Once again the association will have a presence at Agfest in May. This annual event provides a valuable opportunity for the OAA to create awareness of the need to have regular eye checks. At the event, we will have a large marquee with promotional displays as well as low vision and safety glasses displays. In 2010, over 67,000 people attended Agfest over three days. People queued for around 20 minutes to enter the marquee where they could take advantage of screening that consisted of visual acuity, colour blindness, tonometer and retinal camera. An optometrist then explained the results and reinforced the need for regular examinations before the person left the marquee. The same service will be provided this year.
Lastly, the Board has commissioned former Executive Director Keith Mackriell to research the history of the Association and to provide a record of office bearers etc.
The Optometrists Association of Western Australia hosted its annual new members’ night in late February at the Vic Hotel in Subiaco. Our guests included graduates as well as qualified optometrists from Australia and overseas, who have joined the Association in the past twelve months. The evening provides a wonderful opportunity to welcome new members to the Association informally over drinks and canapés.
Our CPD education program is off to a flying start. In mid February we held our annual regional members’ evening in Bunbury in the south west of West Australia. Fifteen optometrists – almost all of our members that practice in the area – came along.

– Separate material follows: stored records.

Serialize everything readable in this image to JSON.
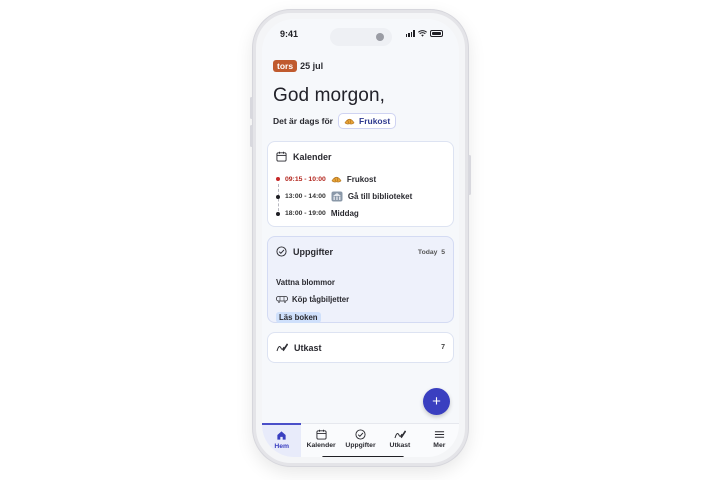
{
  "status": {
    "time": "9:41"
  },
  "header": {
    "day": "tors",
    "date": "25 jul",
    "greeting": "God morgon,",
    "meal_prefix": "Det är dags för",
    "meal_label": "Frukost"
  },
  "calendar": {
    "title": "Kalender",
    "events": [
      {
        "time": "09:15 - 10:00",
        "name": "Frukost",
        "current": true
      },
      {
        "time": "13:00 - 14:00",
        "name": "Gå till biblioteket",
        "current": false
      },
      {
        "time": "18:00 - 19:00",
        "name": "Middag",
        "current": false
      }
    ]
  },
  "tasks": {
    "title": "Uppgifter",
    "today_label": "Today",
    "today_count": "5",
    "items": [
      "Vattna blommor",
      "Köp tågbiljetter",
      "Läs boken"
    ]
  },
  "drafts": {
    "title": "Utkast",
    "count": "7"
  },
  "fab": {
    "label": "+"
  },
  "tabs": [
    "Hem",
    "Kalender",
    "Uppgifter",
    "Utkast",
    "Mer"
  ],
  "colors": {
    "accent": "#3a3fc0",
    "day_badge": "#c05a2e",
    "current_event": "#c62828",
    "highlight": "#cfe0fb"
  }
}
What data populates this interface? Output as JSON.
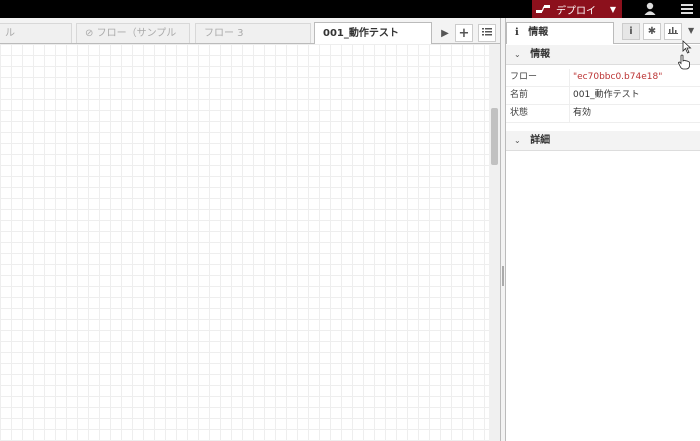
{
  "header": {
    "deploy_label": "デプロイ",
    "colors": {
      "background": "#000000",
      "deploy": "#8c101c"
    }
  },
  "tabs": [
    {
      "label": "ル",
      "active": false
    },
    {
      "label": "フロー（サンプル",
      "disabled_icon": "ban-icon",
      "active": false
    },
    {
      "label": "フロー 3",
      "active": false
    },
    {
      "label": "001_動作テスト",
      "active": true
    }
  ],
  "sidebar": {
    "tab_label": "情報",
    "info_section": {
      "title": "情報"
    },
    "properties": [
      {
        "key": "フロー",
        "value": "\"ec70bbc0.b74e18\""
      },
      {
        "key": "名前",
        "value": "001_動作テスト"
      },
      {
        "key": "状態",
        "value": "有効"
      }
    ],
    "details_section": {
      "title": "詳細"
    }
  }
}
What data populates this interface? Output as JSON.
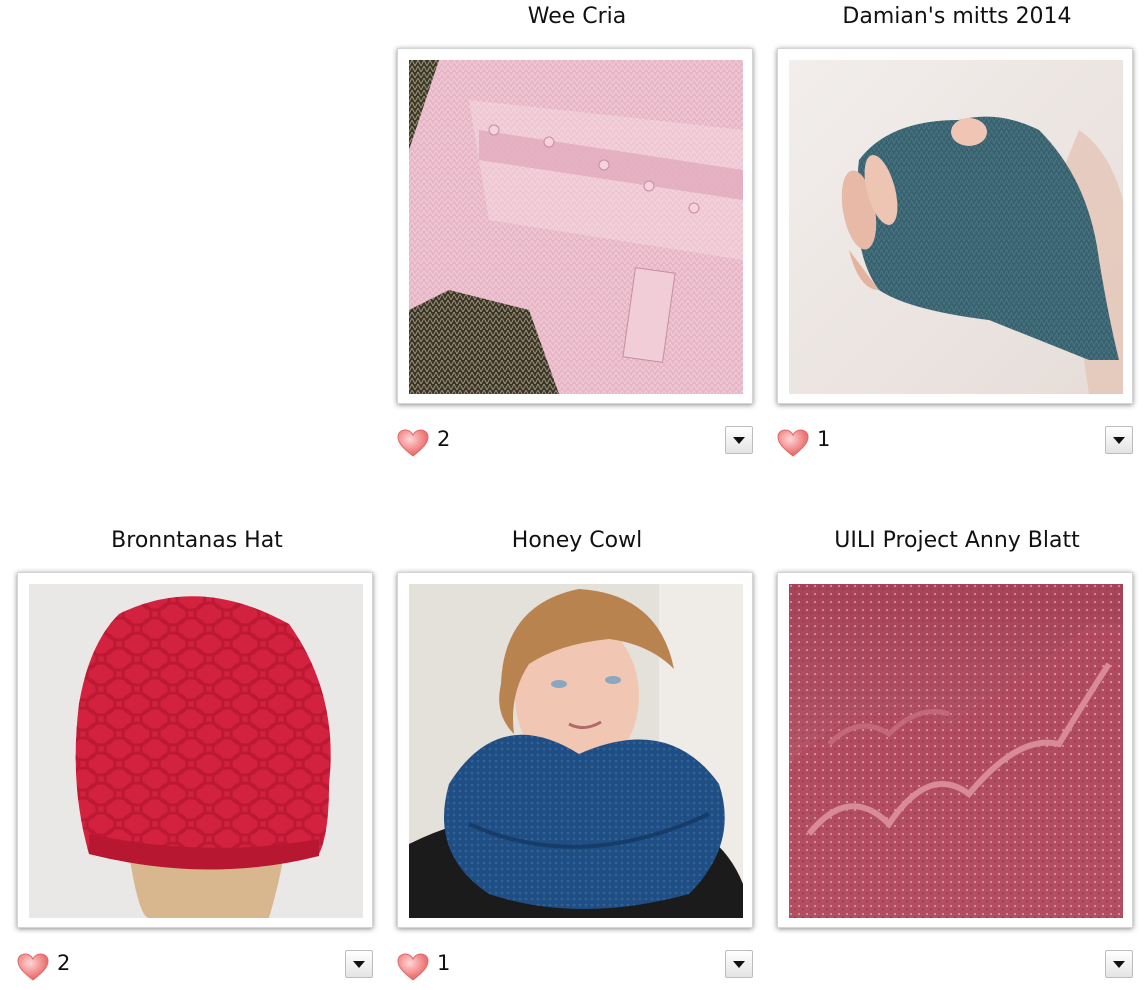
{
  "projects": [
    {
      "title": "Wee Cria",
      "likes": "2"
    },
    {
      "title": "Damian's mitts 2014",
      "likes": "1"
    },
    {
      "title": "Bronntanas Hat",
      "likes": "2"
    },
    {
      "title": "Honey Cowl",
      "likes": "1"
    },
    {
      "title": "UILI Project Anny Blatt",
      "likes": ""
    }
  ],
  "icons": {
    "like": "heart-icon",
    "menu": "chevron-down-icon"
  },
  "colors": {
    "heart": "#f28a8a"
  }
}
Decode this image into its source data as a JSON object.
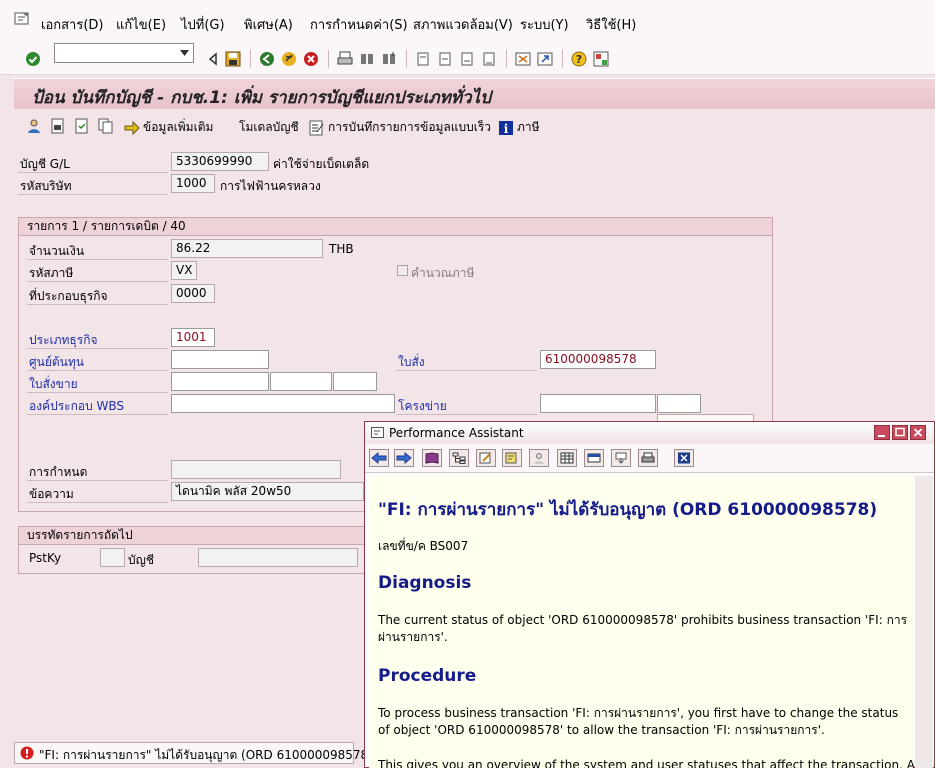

The evening was sponsored by Pfizer Ophthalmics which brought along Dr. Peter Heyworth, a specialist in the south west. Dr. Heyworth presented on common ocular plastic disorders. The annual education meetings are an important part of the service that the Association provides to members located in major regional areas of the State.
Our first metropolitan members’ educational evening also took place in February. Approximately 100 members participated in the evening which was sponsored by Zeiss. The topic was clinical interpretation and integration of OCT and our key presenters were Dane Moloney from Zeiss and Dr. Rob Paul.
A second metropolitan CPD evening was held in mid March in conjunction with the Cornea and Contact Lens Society of Australia. This was another well attended meeting with approximately 70 participants.
Attendance at a CPD meeting earns you three points and makes a valuable contribution to the 40 points you need to acquire across the year.
Our next CPD course will take place on 10 May, so please, mark your diaries now.
Optometrists in New Zealand have been rocked by the devastating earthquake that shook the Canterbury region in the South Island on 22 February. The second major earthquake to hit the region in just six months, caused enormous impact to lives, infrastructure and businesses.
At the time of writing, we have been unable to ascertain the exact level of damage that has occurred among our members. There are reports that several central city optometry premises have been very badly damaged. With phone networks interrupted, power cut and a request to minimise use of mobile phones to SMS text messages, it is difficult to make contact. However some messages we have sent to optometrists have been answered and we continue to hold out hope for the safety and welfare of all of our members and their families in the area. We are aware of one member who has been tragically killed in a building collapse.
As you’d expect, the New Zealand Association of Optometrists will be endeavouring to assist affected optometrists to get back to business.